Evaluating your Teenage Daughters Success at School with More than her Report Card is as Essential as Stopping Your Son's Nosebleed in Church with His Seersucker Suit and Knee-High Socks on
Measuring school success encompasses so much more than A's, B's, and SAT's
In the adult world we've all heard the saying "It's not what you know, but who you know." During the high school years, it is actually the reverse. It certainly is not about who, but what you know.
I'm not necessarily referring to what you know about US History or Newton's Law of Physics. I am talking about the knowledge a teen has about what they want out of their entourage middle or high school experience. Time and time again, I ask rooms full of teens this question, "What do you hope to accomplish this year?" Their replies are usually, "To get good grades." That is a great goal, but they usually do not know anything about how to go about making good grades. The common answers of studying and doing your homework is only small pieces of the puzzle.
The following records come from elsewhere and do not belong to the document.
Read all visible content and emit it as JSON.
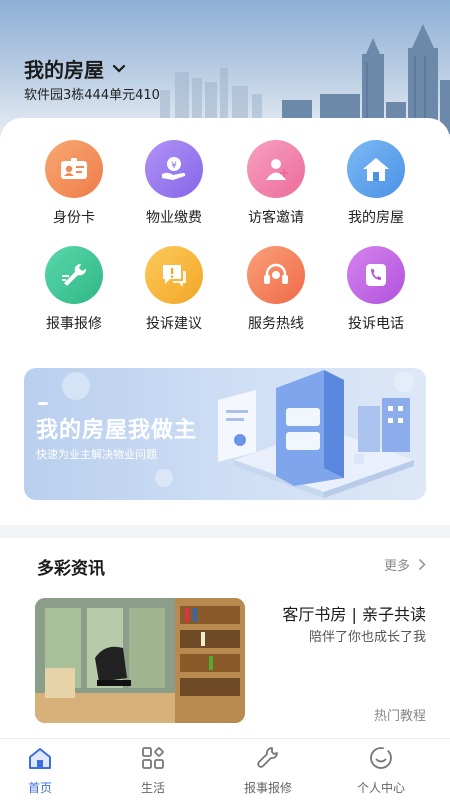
{
  "header": {
    "house_title": "我的房屋",
    "address": "软件园3栋444单元410"
  },
  "grid": [
    {
      "label": "身份卡",
      "icon": "id-card-icon",
      "color": "#f3935e"
    },
    {
      "label": "物业缴费",
      "icon": "payment-icon",
      "color": "#9a7cf0"
    },
    {
      "label": "访客邀请",
      "icon": "visitor-icon",
      "color": "#f07fa8"
    },
    {
      "label": "我的房屋",
      "icon": "house-icon",
      "color": "#5ea6ef"
    },
    {
      "label": "报事报修",
      "icon": "wrench-icon",
      "color": "#3fc79a"
    },
    {
      "label": "投诉建议",
      "icon": "feedback-icon",
      "color": "#f6b53c"
    },
    {
      "label": "服务热线",
      "icon": "headset-icon",
      "color": "#f5805d"
    },
    {
      "label": "投诉电话",
      "icon": "phone-icon",
      "color": "#c264e0"
    }
  ],
  "banner": {
    "title": "我的房屋我做主",
    "subtitle": "快速为业主解决物业问题"
  },
  "news": {
    "section_title": "多彩资讯",
    "more_label": "更多",
    "article_title": "客厅书房 | 亲子共读",
    "article_subtitle": "陪伴了你也成长了我",
    "article_tag": "热门教程"
  },
  "tabs": [
    {
      "label": "首页",
      "icon": "home-icon",
      "active": true
    },
    {
      "label": "生活",
      "icon": "grid-icon",
      "active": false
    },
    {
      "label": "报事报修",
      "icon": "wrench-icon",
      "active": false
    },
    {
      "label": "个人中心",
      "icon": "profile-icon",
      "active": false
    }
  ],
  "colors": {
    "accent": "#3b6fe0",
    "banner_bg": "#c6d9f2"
  }
}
There is also a fine balancing act that must take place to juggle the demands of the high school experience. One part of the balancing act is the value of time management. Some aspects of time management can be friend time, boyfriend time, study time, work time, chore time, family time, exercise time, extra-curricular activities time, club time, cell phone time, computer time, sleep time etc. As you see, the list could go on and on. Teenagers typically do not enter their middle school years with time management skills already being fine tuned. That is where we come in as parents. We need to help them with this as they involve themselves in school life. What do you do if your daughter does not want to be involved in extracurricular activities? Be very careful of your answer to that question. We as parents need to encourage our daughters to get out there and try new things. If fear of failure is preventing her from trying, we are missing a golden opportunity to teach many valuable life lessons. Not to mention the fact that the more free time a teen has on her hands, the more time she has for her hands to be in other places.
One parent I counseled asked if she should force her daughter to become involved in school sports or club activities since she had elected to do nothing. I asked the mother what her reasons were for wanting her daughter to become more involved. She said she did not want her to lose touch with her friends and she was worried her daughter would begin comparing herself to others who were involved, thereby affecting her self-confidence. After she named her concerns, I reminded her that everyone needs an outlet to express their emotions, creativity, and passions. I encouraged mom to work with her daughter each night to help discover possible ways those areas could be met. Mom and daughter reported back to me with a list of possibilities. We then developed an exploration plan of the daughters self-discovery. The process involved mom's help and she rose to the occasion indeed. Mom sent answers to her concerns and became an advocate for helping her daughter tap into herself.
I encourage all mothers to do the same for their children. In my Rx Manual: The Secrets to Having the Teenage Daughter you Actually Like, mothers and daughters are presented with assignments to help with time management and dealing with the balancing act of academies in teen life. Parenting your teenage daughter can actually be fun if you allow it to be. Her school success is determined by much more than just study tips and good grades.
"The Secrets to Having the Teenage Daughter you Actually Like" with Dr. Cheryl Guy